For this exercise, print all of the data exactly as given.

*** Block opens ***

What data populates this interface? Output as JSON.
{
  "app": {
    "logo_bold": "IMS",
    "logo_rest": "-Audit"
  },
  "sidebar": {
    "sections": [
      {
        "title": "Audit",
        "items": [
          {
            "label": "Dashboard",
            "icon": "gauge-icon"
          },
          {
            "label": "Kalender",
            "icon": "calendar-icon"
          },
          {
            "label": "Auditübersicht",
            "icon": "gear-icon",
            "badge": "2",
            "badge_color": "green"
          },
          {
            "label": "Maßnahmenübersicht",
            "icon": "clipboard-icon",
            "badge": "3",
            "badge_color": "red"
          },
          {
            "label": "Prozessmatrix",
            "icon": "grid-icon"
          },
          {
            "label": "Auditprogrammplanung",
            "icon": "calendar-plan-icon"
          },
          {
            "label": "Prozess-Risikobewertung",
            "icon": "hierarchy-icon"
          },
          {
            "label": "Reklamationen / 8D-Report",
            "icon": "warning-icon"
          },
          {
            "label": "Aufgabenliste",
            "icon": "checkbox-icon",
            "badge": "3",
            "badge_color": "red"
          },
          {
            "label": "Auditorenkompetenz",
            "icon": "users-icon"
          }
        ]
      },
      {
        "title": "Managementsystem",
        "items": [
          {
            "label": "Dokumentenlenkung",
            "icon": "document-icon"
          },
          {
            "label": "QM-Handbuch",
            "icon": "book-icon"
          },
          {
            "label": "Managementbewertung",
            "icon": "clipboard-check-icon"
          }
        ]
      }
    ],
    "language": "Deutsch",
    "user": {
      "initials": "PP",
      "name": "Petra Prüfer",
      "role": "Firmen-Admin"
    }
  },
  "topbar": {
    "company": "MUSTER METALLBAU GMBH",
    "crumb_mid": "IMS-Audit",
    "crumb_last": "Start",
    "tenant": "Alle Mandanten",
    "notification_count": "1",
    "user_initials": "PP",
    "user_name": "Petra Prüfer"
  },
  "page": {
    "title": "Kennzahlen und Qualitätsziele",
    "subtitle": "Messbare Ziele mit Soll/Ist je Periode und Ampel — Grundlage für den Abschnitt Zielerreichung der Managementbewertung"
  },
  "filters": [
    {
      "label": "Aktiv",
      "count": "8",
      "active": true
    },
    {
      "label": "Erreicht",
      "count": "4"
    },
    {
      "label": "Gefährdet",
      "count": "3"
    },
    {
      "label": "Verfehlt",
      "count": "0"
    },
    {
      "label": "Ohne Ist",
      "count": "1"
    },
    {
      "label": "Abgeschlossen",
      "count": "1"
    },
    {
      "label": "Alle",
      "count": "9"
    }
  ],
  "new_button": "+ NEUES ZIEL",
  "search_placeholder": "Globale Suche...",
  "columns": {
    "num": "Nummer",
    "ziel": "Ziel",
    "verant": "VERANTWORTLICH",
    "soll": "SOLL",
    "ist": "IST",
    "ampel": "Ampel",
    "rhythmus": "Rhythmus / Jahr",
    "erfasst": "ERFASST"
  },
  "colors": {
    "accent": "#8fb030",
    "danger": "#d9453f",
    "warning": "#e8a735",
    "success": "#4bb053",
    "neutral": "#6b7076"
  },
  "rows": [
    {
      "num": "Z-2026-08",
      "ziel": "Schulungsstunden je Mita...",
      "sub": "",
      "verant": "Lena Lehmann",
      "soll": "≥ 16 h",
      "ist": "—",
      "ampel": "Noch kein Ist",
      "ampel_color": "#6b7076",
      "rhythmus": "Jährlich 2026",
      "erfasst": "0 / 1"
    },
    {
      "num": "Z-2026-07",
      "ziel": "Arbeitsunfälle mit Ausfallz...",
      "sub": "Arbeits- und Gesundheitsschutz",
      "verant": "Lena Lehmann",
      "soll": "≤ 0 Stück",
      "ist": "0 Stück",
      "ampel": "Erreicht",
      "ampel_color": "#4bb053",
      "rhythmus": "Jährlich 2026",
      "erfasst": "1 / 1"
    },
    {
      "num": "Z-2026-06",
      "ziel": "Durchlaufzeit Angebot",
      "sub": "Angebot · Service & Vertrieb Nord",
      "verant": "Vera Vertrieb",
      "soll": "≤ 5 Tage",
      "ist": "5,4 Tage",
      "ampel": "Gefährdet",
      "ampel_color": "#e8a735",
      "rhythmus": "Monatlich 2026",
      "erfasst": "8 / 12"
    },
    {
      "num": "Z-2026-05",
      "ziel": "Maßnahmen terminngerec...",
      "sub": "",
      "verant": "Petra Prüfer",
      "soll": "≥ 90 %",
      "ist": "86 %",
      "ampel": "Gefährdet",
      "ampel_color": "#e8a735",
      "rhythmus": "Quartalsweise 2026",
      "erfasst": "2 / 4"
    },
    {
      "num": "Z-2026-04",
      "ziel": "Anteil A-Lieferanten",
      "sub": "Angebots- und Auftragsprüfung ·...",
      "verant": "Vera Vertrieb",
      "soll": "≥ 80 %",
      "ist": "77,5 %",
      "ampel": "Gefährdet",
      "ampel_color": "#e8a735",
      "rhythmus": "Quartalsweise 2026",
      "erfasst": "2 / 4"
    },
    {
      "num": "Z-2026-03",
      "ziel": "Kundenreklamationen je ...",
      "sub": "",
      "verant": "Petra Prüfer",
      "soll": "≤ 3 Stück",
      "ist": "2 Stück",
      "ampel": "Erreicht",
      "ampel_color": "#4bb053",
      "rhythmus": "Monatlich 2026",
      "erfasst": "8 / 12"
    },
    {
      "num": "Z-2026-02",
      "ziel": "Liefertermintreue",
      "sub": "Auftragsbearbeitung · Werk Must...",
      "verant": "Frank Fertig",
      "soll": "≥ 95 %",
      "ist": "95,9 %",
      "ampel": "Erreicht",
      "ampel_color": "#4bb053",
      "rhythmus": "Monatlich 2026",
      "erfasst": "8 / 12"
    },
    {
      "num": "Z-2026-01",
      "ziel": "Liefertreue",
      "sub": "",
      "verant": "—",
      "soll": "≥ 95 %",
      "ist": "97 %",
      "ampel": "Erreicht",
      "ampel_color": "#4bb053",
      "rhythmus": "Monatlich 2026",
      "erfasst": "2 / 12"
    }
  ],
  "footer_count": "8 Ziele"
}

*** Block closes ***

[Response]
What data populates this interface? Output as JSON.
{
  "app": {
    "logo_bold": "IMS",
    "logo_rest": "-Audit"
  },
  "sidebar": {
    "sections": [
      {
        "title": "Audit",
        "items": [
          {
            "label": "Dashboard",
            "icon": "gauge-icon"
          },
          {
            "label": "Kalender",
            "icon": "calendar-icon"
          },
          {
            "label": "Auditübersicht",
            "icon": "gear-icon",
            "badge": "2",
            "badge_color": "green"
          },
          {
            "label": "Maßnahmenübersicht",
            "icon": "clipboard-icon",
            "badge": "3",
            "badge_color": "red"
          },
          {
            "label": "Prozessmatrix",
            "icon": "grid-icon"
          },
          {
            "label": "Auditprogrammplanung",
            "icon": "calendar-plan-icon"
          },
          {
            "label": "Prozess-Risikobewertung",
            "icon": "hierarchy-icon"
          },
          {
            "label": "Reklamationen / 8D-Report",
            "icon": "warning-icon"
          },
          {
            "label": "Aufgabenliste",
            "icon": "checkbox-icon",
            "badge": "3",
            "badge_color": "red"
          },
          {
            "label": "Auditorenkompetenz",
            "icon": "users-icon"
          }
        ]
      },
      {
        "title": "Managementsystem",
        "items": [
          {
            "label": "Dokumentenlenkung",
            "icon": "document-icon"
          },
          {
            "label": "QM-Handbuch",
            "icon": "book-icon"
          },
          {
            "label": "Managementbewertung",
            "icon": "clipboard-check-icon"
          }
        ]
      }
    ],
    "language": "Deutsch",
    "user": {
      "initials": "PP",
      "name": "Petra Prüfer",
      "role": "Firmen-Admin"
    }
  },
  "topbar": {
    "company": "MUSTER METALLBAU GMBH",
    "crumb_mid": "IMS-Audit",
    "crumb_last": "Start",
    "tenant": "Alle Mandanten",
    "notification_count": "1",
    "user_initials": "PP",
    "user_name": "Petra Prüfer"
  },
  "page": {
    "title": "Kennzahlen und Qualitätsziele",
    "subtitle": "Messbare Ziele mit Soll/Ist je Periode und Ampel — Grundlage für den Abschnitt Zielerreichung der Managementbewertung"
  },
  "filters": [
    {
      "label": "Aktiv",
      "count": "8",
      "active": true
    },
    {
      "label": "Erreicht",
      "count": "4"
    },
    {
      "label": "Gefährdet",
      "count": "3"
    },
    {
      "label": "Verfehlt",
      "count": "0"
    },
    {
      "label": "Ohne Ist",
      "count": "1"
    },
    {
      "label": "Abgeschlossen",
      "count": "1"
    },
    {
      "label": "Alle",
      "count": "9"
    }
  ],
  "new_button": "+ NEUES ZIEL",
  "search_placeholder": "Globale Suche...",
  "columns": {
    "num": "Nummer",
    "ziel": "Ziel",
    "verant": "VERANTWORTLICH",
    "soll": "SOLL",
    "ist": "IST",
    "ampel": "Ampel",
    "rhythmus": "Rhythmus / Jahr",
    "erfasst": "ERFASST"
  },
  "colors": {
    "accent": "#8fb030",
    "danger": "#d9453f",
    "warning": "#e8a735",
    "success": "#4bb053",
    "neutral": "#6b7076"
  },
  "rows": [
    {
      "num": "Z-2026-08",
      "ziel": "Schulungsstunden je Mita...",
      "sub": "",
      "verant": "Lena Lehmann",
      "soll": "≥ 16 h",
      "ist": "—",
      "ampel": "Noch kein Ist",
      "ampel_color": "#6b7076",
      "rhythmus": "Jährlich 2026",
      "erfasst": "0 / 1"
    },
    {
      "num": "Z-2026-07",
      "ziel": "Arbeitsunfälle mit Ausfallz...",
      "sub": "Arbeits- und Gesundheitsschutz",
      "verant": "Lena Lehmann",
      "soll": "≤ 0 Stück",
      "ist": "0 Stück",
      "ampel": "Erreicht",
      "ampel_color": "#4bb053",
      "rhythmus": "Jährlich 2026",
      "erfasst": "1 / 1"
    },
    {
      "num": "Z-2026-06",
      "ziel": "Durchlaufzeit Angebot",
      "sub": "Angebot · Service & Vertrieb Nord",
      "verant": "Vera Vertrieb",
      "soll": "≤ 5 Tage",
      "ist": "5,4 Tage",
      "ampel": "Gefährdet",
      "ampel_color": "#e8a735",
      "rhythmus": "Monatlich 2026",
      "erfasst": "8 / 12"
    },
    {
      "num": "Z-2026-05",
      "ziel": "Maßnahmen terminngerec...",
      "sub": "",
      "verant": "Petra Prüfer",
      "soll": "≥ 90 %",
      "ist": "86 %",
      "ampel": "Gefährdet",
      "ampel_color": "#e8a735",
      "rhythmus": "Quartalsweise 2026",
      "erfasst": "2 / 4"
    },
    {
      "num": "Z-2026-04",
      "ziel": "Anteil A-Lieferanten",
      "sub": "Angebots- und Auftragsprüfung ·...",
      "verant": "Vera Vertrieb",
      "soll": "≥ 80 %",
      "ist": "77,5 %",
      "ampel": "Gefährdet",
      "ampel_color": "#e8a735",
      "rhythmus": "Quartalsweise 2026",
      "erfasst": "2 / 4"
    },
    {
      "num": "Z-2026-03",
      "ziel": "Kundenreklamationen je ...",
      "sub": "",
      "verant": "Petra Prüfer",
      "soll": "≤ 3 Stück",
      "ist": "2 Stück",
      "ampel": "Erreicht",
      "ampel_color": "#4bb053",
      "rhythmus": "Monatlich 2026",
      "erfasst": "8 / 12"
    },
    {
      "num": "Z-2026-02",
      "ziel": "Liefertermintreue",
      "sub": "Auftragsbearbeitung · Werk Must...",
      "verant": "Frank Fertig",
      "soll": "≥ 95 %",
      "ist": "95,9 %",
      "ampel": "Erreicht",
      "ampel_color": "#4bb053",
      "rhythmus": "Monatlich 2026",
      "erfasst": "8 / 12"
    },
    {
      "num": "Z-2026-01",
      "ziel": "Liefertreue",
      "sub": "",
      "verant": "—",
      "soll": "≥ 95 %",
      "ist": "97 %",
      "ampel": "Erreicht",
      "ampel_color": "#4bb053",
      "rhythmus": "Monatlich 2026",
      "erfasst": "2 / 12"
    }
  ],
  "footer_count": "8 Ziele"
}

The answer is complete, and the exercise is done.